Task brief. Your answer should hold each line of the material that contains the word "JSON".

Records to process.
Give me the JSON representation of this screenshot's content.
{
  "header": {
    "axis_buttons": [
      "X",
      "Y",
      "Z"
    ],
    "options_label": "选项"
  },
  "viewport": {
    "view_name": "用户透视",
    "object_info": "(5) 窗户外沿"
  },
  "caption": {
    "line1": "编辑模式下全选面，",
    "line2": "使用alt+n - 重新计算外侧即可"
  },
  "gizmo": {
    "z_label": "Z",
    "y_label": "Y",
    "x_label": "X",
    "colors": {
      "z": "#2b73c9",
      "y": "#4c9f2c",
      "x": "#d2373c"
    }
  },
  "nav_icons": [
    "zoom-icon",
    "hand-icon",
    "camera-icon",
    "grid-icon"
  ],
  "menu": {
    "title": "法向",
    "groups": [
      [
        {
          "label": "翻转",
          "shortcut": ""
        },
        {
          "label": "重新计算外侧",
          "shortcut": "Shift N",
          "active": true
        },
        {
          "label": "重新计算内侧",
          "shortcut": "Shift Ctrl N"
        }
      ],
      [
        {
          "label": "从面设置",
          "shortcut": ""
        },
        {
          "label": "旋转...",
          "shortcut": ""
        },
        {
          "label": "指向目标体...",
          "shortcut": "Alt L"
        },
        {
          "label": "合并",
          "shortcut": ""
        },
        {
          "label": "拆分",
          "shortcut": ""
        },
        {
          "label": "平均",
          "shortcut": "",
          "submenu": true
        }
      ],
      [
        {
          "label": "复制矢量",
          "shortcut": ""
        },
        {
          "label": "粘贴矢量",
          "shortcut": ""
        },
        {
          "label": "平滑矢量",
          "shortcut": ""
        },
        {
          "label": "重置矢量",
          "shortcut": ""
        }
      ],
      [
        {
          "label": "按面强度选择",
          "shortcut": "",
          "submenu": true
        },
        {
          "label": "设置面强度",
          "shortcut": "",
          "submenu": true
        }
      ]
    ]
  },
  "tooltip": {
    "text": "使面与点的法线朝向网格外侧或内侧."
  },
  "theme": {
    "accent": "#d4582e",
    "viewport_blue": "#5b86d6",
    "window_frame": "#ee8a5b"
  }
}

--

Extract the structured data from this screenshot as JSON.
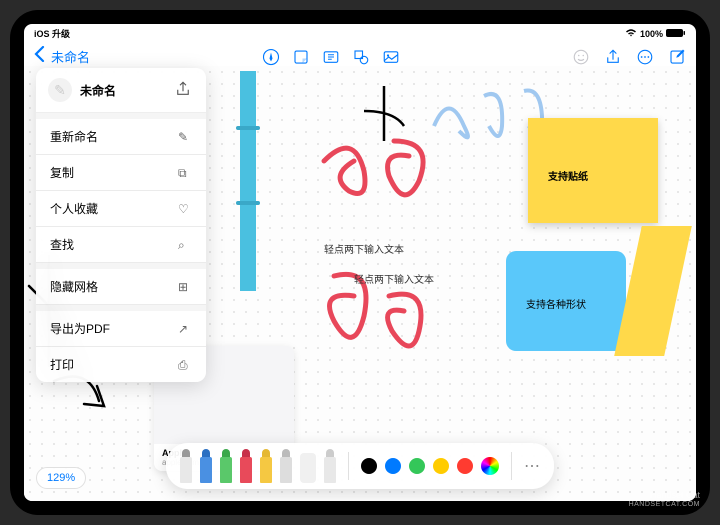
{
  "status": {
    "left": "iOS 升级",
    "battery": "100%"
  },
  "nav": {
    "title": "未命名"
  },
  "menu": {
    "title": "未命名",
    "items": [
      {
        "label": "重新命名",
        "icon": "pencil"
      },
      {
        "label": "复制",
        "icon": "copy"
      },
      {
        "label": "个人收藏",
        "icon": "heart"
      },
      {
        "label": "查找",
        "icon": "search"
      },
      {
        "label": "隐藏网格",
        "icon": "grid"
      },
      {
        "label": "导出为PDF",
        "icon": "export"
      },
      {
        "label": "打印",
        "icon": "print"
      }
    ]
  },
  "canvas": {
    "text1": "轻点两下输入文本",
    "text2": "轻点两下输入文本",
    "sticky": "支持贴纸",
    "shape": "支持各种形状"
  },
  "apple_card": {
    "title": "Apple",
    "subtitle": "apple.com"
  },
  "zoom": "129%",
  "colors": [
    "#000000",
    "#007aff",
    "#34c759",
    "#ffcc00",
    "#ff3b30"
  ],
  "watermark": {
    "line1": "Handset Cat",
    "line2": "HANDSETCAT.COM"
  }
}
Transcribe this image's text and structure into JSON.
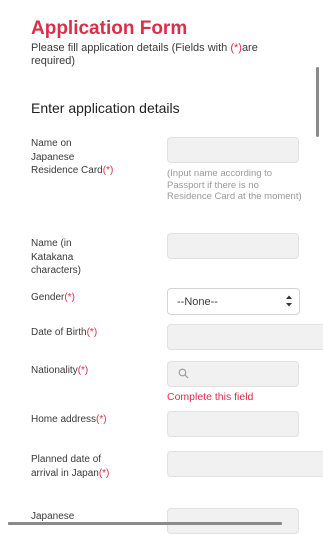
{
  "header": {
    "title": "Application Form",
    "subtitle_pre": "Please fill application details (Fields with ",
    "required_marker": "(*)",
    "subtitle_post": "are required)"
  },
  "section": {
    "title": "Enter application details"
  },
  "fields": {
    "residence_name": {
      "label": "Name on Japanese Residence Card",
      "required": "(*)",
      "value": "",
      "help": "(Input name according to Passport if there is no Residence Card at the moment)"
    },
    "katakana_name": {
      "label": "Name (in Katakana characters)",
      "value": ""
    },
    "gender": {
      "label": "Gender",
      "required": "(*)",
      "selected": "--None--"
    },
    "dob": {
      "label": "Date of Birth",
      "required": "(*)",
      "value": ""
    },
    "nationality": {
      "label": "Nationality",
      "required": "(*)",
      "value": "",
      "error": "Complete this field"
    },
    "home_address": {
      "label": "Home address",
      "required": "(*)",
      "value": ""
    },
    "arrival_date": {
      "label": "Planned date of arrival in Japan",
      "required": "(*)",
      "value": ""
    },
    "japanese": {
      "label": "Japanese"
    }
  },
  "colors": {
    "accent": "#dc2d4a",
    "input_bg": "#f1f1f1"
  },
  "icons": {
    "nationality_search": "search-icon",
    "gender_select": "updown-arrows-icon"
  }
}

Result.
Give me the JSON representation of this screenshot's content.
Extract the structured data from this screenshot as JSON.
Transcribe this image's text and structure into JSON.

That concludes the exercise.